|Almanzo in 1894, shortly before moving to Missouri|
Today is Almanzo Wilder's 157th birthday. I have always loved Manly Wilder. I fell for the patient, quiet, determined young man from These Happy Golden Years. His courtship of Laura set a bar too high for any of my future suitors to reach.
|Laura and Manly in 1885/86|
I think Almanzo has gotten a bit of a raw deal in the LIW scholarly world, though. Although many fans love young Almanzo of the books, later on he is most often described as a shy old man with little to say who spent most of his time hiding in the barn. A few years ago a New York Times review of a LIW biography described him this way "he remains, in all accounts, a stoic, almost silent, limping figure for the rest of his long life." It's like Manly becomes an after thought, reduced to a one dimensional character alongside his feisty wife and strong-willed daughter but that's not the picture that's painted by people that actually knew him.
In his 1986 article for the South Dakota Historical Society, William Anderson quotes Orel Dennis, the Mansfield boy who worked alongside the owner of Rocky Ridge in 1911, during the last stages of construction of the farmhouse there, as saying "Almanzo Wilder was one of the finest men I have ever know." Anderson also notes that "Helen Boylston also developed a strong affection for the male Wilder's endearing character when she joined the family unit during the late 1920s. "He was a lamb!" declared Boylston in 1981. "He was a sweet soul, he was a darling, and he was witty.... a good, kind, sweet, intelligent, patient man,... who was the most expert curser that I ever heard in my life!... My Lord! I thought I knew all the words, but he knew more." Laura Wilder, Boylston recalled, "nagged him, and yelled at him, howled at him, and adored him. That he knew, too.... he told me once,... 'I knew when I married her she had a temper. She still does. You just get used to those things."
Neta and Silas Seal, a young couple from Mansfield, became close to Laura and Manly in the 1930s. When asked by author Dan White if Almanzo was much of a talker, she said "oh yes! He liked to talk." I wonder if she ever got to hear his plethora of profanity.
|Manly & Laura in 1933 after the publication of Little House in the Big Woods|
By far my favorite quote from Dan White's interviews of Mansfield residents comes from Anna Gutschke who knew the Wilders from 1904 until their deaths. She didn't seem all that impressed with Laura, who she noted had quite a temper, but she had nothing but praise for Almanzo "Mr. Wilder was one of the greatest men.
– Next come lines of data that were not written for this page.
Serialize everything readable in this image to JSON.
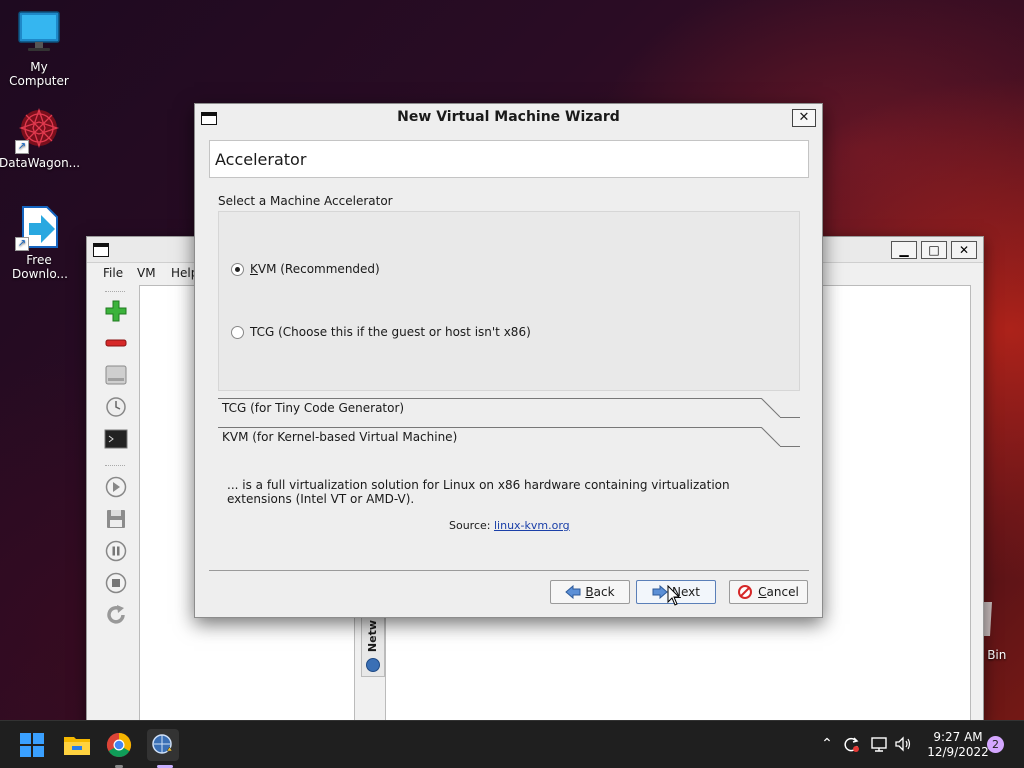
{
  "desktop": {
    "icons": [
      {
        "label": "My Computer"
      },
      {
        "label": "DataWagon..."
      },
      {
        "label": "Free Downlo..."
      }
    ],
    "recycle_bin_fragment": "e Bin"
  },
  "back_window": {
    "menu": [
      "File",
      "VM",
      "Help"
    ],
    "side_tab_label": "Netw"
  },
  "dialog": {
    "title": "New Virtual Machine Wizard",
    "close_symbol": "✕",
    "page_title": "Accelerator",
    "section_label": "Select a Machine Accelerator",
    "options": [
      {
        "label_first": "K",
        "label_rest": "VM (Recommended)",
        "checked": true
      },
      {
        "label_first": "",
        "label_rest": "TCG (Choose this if the guest or host isn't x86)",
        "checked": false
      }
    ],
    "collapsibles": [
      {
        "label": "TCG (for Tiny Code Generator)"
      },
      {
        "label": "KVM (for Kernel-based Virtual Machine)"
      }
    ],
    "description": "... is a full virtualization solution for Linux on x86 hardware containing virtualization extensions (Intel VT or AMD-V).",
    "source_prefix": "Source: ",
    "source_link": "linux-kvm.org",
    "buttons": {
      "back_first": "B",
      "back_rest": "ack",
      "next_first": "N",
      "next_rest": "ext",
      "cancel_first": "C",
      "cancel_rest": "ancel"
    }
  },
  "taskbar": {
    "time": "9:27 AM",
    "date": "12/9/2022",
    "notification_count": "2",
    "apps": [
      "start-icon",
      "file-explorer-icon",
      "chrome-icon",
      "virt-manager-icon"
    ]
  },
  "colors": {
    "link": "#1a3fa8",
    "badge": "#d4a7ff",
    "add_icon": "#3bb33b",
    "remove_icon": "#d62828"
  }
}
He had great humor, he enjoyed entertaining. He was absolutely the greatest. He had lots of fun, he was a joy."
That doesn't sound like a stoic, silent limping figure to me. So happy birthday Almanzo, you don't look a day over 155.